At major U.S. companies where just 10 percent of leaders are women, half of the male employees say that females were well-represented in the organization’s leadership, according to a recent study of corporate workers put out by McKinsey & Co. and LeanIn.org.
In sum, just a couple token women can make it seem like society has solved the gender problem. Kind of like our one black president was seen as solving the United States’ race problem.
It’s hard to know exactly what a more gender-balanced world would look like. But there are some hints out there. Some lucky women end up with female mentors, who are unlikely to kiss subordinates on the mouth, or insist on a daily hug or chase women around their desks. Beyond that basic business, there can be something immesely empowering about working in an organization run by women.
Former Google executive Maureen Sullivan now works at Rent the Runway, where the leadership is overwhelmingly female. Women make up half of the board, 70 percent of employees, 62 percent of corporate employees and an astonishing 75 percent of the executive team.

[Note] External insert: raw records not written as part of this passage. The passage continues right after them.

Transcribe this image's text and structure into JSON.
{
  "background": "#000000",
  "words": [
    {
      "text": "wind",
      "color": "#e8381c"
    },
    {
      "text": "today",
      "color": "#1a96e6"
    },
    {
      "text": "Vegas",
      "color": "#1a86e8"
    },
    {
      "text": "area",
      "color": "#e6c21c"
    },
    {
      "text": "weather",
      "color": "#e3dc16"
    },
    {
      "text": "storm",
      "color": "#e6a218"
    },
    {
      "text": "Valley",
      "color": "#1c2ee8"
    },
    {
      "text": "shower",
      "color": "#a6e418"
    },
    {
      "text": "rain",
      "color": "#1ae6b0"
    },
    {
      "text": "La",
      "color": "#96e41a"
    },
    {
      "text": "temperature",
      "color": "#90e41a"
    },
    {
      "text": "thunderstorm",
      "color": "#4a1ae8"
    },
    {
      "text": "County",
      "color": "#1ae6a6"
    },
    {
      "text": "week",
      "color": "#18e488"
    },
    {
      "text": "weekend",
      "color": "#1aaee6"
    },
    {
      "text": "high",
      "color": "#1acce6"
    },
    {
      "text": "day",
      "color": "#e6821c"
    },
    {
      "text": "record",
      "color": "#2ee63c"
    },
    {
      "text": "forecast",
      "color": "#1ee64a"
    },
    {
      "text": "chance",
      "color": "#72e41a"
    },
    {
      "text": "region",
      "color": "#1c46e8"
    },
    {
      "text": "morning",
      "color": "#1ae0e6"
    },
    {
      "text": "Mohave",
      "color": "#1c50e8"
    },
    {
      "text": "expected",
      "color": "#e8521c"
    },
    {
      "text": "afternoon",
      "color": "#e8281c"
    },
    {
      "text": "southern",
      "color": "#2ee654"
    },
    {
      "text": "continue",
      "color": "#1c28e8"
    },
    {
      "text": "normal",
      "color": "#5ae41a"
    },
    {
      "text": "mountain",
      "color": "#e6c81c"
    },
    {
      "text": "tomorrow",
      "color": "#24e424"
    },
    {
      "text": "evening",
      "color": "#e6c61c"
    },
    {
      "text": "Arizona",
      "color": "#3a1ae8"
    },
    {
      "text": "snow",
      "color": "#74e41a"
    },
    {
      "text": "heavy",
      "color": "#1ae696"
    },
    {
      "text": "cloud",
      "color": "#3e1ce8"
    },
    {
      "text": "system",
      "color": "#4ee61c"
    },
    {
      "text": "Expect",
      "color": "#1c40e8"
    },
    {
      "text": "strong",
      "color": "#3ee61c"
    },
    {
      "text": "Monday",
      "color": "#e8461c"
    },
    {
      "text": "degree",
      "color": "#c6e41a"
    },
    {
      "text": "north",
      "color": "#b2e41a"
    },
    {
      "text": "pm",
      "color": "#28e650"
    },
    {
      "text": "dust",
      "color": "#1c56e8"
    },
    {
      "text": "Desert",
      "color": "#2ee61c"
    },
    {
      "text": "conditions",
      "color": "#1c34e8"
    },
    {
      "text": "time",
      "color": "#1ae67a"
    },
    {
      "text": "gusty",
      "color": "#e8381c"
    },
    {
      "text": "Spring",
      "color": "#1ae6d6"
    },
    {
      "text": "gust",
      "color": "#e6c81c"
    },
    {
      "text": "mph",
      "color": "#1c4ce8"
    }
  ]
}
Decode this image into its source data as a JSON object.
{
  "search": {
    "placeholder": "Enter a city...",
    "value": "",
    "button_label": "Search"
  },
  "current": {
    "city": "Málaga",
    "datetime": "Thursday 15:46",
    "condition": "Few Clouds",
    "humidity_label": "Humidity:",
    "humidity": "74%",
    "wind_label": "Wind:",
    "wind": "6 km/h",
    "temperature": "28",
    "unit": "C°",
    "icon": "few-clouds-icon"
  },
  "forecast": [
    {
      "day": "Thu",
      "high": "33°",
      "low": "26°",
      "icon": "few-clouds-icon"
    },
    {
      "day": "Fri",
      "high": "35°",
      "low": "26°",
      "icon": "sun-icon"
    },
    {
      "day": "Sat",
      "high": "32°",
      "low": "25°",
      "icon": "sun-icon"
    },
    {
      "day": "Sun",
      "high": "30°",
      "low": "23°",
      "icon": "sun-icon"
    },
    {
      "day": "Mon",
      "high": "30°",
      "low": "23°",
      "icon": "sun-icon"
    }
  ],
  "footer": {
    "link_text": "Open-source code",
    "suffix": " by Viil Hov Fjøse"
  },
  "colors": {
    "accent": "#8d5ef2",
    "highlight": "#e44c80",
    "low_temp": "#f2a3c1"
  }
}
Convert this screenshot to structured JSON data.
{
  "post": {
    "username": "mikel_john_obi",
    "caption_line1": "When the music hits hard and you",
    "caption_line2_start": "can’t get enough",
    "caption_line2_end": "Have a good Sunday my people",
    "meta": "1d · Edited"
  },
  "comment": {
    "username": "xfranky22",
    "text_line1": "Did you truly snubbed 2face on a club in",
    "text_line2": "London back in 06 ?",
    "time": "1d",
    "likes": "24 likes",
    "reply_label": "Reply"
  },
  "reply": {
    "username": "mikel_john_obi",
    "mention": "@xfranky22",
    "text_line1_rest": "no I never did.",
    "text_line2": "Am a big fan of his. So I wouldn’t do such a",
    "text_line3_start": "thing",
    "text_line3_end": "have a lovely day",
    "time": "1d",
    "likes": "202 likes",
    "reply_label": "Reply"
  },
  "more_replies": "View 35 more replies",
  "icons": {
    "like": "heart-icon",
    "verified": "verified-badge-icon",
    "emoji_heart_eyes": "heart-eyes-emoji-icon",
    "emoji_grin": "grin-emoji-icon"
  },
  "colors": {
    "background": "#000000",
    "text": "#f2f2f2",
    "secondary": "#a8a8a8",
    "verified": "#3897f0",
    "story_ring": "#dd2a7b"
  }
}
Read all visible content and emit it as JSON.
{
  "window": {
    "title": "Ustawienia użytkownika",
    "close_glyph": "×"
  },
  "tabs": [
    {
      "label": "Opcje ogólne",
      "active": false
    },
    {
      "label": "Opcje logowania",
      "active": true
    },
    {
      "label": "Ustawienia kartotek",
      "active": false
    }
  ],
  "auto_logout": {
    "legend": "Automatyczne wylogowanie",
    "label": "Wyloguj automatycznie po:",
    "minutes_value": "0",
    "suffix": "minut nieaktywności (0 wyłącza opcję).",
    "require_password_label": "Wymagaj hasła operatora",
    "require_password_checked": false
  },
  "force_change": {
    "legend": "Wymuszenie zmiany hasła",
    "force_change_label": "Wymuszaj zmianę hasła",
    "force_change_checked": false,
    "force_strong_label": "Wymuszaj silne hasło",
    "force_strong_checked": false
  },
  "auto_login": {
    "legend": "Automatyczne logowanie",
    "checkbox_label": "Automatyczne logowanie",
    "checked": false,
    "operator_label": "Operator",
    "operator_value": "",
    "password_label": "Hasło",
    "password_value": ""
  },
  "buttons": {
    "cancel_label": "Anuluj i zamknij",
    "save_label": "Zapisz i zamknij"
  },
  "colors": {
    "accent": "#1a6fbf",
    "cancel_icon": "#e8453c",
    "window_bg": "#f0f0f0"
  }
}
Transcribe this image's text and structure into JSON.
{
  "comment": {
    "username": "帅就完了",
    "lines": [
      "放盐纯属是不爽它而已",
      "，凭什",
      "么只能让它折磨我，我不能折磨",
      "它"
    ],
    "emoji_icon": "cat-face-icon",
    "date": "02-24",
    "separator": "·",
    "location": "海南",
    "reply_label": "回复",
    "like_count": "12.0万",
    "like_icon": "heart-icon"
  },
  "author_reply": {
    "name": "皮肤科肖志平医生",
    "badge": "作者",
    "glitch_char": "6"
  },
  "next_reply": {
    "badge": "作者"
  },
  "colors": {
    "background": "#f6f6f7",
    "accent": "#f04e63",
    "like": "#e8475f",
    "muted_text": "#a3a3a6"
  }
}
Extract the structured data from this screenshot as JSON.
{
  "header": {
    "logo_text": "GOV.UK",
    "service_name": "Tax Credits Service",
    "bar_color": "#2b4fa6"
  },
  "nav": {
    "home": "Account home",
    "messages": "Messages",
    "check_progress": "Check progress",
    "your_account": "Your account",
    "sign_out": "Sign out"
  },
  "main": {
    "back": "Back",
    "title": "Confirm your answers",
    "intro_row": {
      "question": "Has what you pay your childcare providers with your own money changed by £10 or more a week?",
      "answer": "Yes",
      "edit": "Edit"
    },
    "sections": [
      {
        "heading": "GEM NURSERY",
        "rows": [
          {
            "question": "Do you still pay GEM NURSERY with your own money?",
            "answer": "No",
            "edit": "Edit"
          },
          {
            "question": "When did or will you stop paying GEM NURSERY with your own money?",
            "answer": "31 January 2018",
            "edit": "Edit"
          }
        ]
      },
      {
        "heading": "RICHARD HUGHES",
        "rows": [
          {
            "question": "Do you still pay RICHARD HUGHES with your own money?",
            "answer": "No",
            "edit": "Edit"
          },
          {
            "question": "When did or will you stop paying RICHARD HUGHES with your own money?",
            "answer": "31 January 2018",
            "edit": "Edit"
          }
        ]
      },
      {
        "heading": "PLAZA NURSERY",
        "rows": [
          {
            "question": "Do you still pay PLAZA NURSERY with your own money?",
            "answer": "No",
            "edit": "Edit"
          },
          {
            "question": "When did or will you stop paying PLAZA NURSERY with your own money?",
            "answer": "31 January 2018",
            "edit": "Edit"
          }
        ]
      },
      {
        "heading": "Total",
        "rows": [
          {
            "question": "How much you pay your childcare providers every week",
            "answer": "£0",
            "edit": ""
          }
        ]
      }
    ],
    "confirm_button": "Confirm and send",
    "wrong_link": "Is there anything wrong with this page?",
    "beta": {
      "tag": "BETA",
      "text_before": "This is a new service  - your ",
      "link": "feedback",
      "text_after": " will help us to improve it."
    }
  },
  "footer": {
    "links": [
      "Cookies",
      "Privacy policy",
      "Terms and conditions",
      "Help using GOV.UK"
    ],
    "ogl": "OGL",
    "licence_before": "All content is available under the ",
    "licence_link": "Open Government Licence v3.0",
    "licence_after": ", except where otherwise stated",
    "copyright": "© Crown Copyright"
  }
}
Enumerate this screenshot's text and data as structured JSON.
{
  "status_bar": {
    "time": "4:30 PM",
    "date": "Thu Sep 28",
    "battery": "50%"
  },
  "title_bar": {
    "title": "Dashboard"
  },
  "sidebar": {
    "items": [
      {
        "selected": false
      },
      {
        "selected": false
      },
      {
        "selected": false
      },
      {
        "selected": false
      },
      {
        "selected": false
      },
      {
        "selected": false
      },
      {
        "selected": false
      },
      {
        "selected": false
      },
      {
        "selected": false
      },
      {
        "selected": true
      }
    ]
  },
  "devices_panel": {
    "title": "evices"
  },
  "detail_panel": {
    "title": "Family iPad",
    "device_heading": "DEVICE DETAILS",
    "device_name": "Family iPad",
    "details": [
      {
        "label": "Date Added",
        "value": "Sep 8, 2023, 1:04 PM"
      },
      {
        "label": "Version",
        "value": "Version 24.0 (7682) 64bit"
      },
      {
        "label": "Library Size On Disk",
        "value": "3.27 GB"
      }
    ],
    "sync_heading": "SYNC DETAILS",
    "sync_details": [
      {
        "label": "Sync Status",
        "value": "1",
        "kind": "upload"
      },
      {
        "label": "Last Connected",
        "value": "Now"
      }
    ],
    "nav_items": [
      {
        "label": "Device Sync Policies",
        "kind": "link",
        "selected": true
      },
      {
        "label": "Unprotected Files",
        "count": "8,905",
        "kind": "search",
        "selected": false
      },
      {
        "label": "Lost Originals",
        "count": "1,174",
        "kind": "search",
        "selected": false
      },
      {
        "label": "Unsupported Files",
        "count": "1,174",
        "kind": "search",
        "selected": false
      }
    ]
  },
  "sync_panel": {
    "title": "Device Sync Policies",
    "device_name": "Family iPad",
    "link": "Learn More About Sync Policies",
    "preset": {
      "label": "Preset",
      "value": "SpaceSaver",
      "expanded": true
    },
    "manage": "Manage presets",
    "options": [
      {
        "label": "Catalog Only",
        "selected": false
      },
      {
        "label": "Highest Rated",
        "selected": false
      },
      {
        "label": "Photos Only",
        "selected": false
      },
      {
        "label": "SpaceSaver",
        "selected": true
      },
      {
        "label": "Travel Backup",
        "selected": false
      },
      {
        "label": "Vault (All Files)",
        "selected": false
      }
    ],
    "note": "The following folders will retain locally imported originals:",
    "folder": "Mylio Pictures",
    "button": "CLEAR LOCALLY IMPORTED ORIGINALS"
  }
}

“It’s been life-changing for me as a leader,” Sullivan told HuffPost this summer. She’s worked at progressive places before, she said, but this is different. “There’s just incredible empathy.”
Would a wealthy man have acted as swiftly as philanthropist Laurene Powell Jobs did last week? Her organization, The Emerson Collective, had laid the groundwork to back a new magazine launched by Wieseltier. But after substantive reports emerged of his mistreatment of women who worked for him, she killed the project.
Over the past year, some of the more egregiously abusive, high-profile men got knocked off their perch: former Fox News Chairman Roger Ailes, Fox News host Bill O’Reilly, comedian Bill Cosby, Harvey Weinstein. Political journalist Halperin is now facing consequences, as well. More and more women are coming forward.
This is something to celebrate, but Teresa Boyer, director of the McNulty Institute for Women’s Leadership at Villanova, argues that it ultimately changes very little. Most women will go back to work, to school, to literally anywhere, and have to put up with a culture of bias, discrimination, harassment and worse.
It starts with the small things from the time we’re in diapers: Children are taught that boys are strong and adventurous, while girls are weak and need protection. In school, girls are pushed away from tech and science, punished for wearing the wrong clothes.
Later, in the work world, women get talked over in meetings, criticized more severely in performance reviews, paid lower rates than their male colleagues. They’re less likely to be promoted.
When women become mothers, while working, they’re penalized for that, too. The United States, run by men, does not offer any kind of paid leave. If a woman does manage to return to work, research has shown that her pay suffers. She’s less likely to be promoted — and her chances weren’t so hot to begin with.
Women in low-paying fields are especially vulnerable. Women who are paid by the hour at McDonald’s have reported having their breasts and butts grabbed, and listening to obscene comments about their appearance from bosses and co-workers.
In some workplaces, everyone stands by and stares at their feet as the boss acts inappropriately with female subordinates. Like at The New Republic.
Our male-dominated culture makes all of this somehow OK.
There’s a psychological concept known as “social proof,” which describes the situation in which someone you admire or see as similar to you does something, thus sending a message that such behavior is OK. Stefanie K. Johnson, an assistant professor at the business school at the University of Colorado Boulder explains that “If no one is doing anything about [harassment against women], it teaches you that it’s accepted and appropriate behavior. It’s modeling.”
Johnson even fears that the recent outpouring of anecdotes about harassment, assault and egregious behavior could serve as more social proof to some men. If everyone is doing it ― from editors to producers to presidents ― how bad could it really be?
All these behaviors, when added together, amount to a vast, nation-wide modeling: We are taught things about women and men that inevitably lead to these egregious outcomes.
There’s little doubt that women have become more willing to speak up. We wouldn’t know about Weinstein if several courageous actresses hadn’t shared their stories with The New York Times and The New Yorker. Their collective power took him down. A similar firestorm engulfed Roger Ailes after former Fox News host Gretchen Carlson sued him.
These are examples in which the behavior was so egregious and ongoing ― and the people involved so famous ― that eventually the protective bubble cracked. The stories seeped out, thanks also to more women reporting on sexual harassment. Sadly, however, these remain exceptions.
And though recent weeks bring renewed hope that we’re entering a more enlightened era, there aren’t any signs that the male power structure is collapsing anytime soon. Just look who runs our country.
Women aren’t on track to reach equality with men in the business world for about 100 more years, according to another Lean In study.
It’s going to be a long century.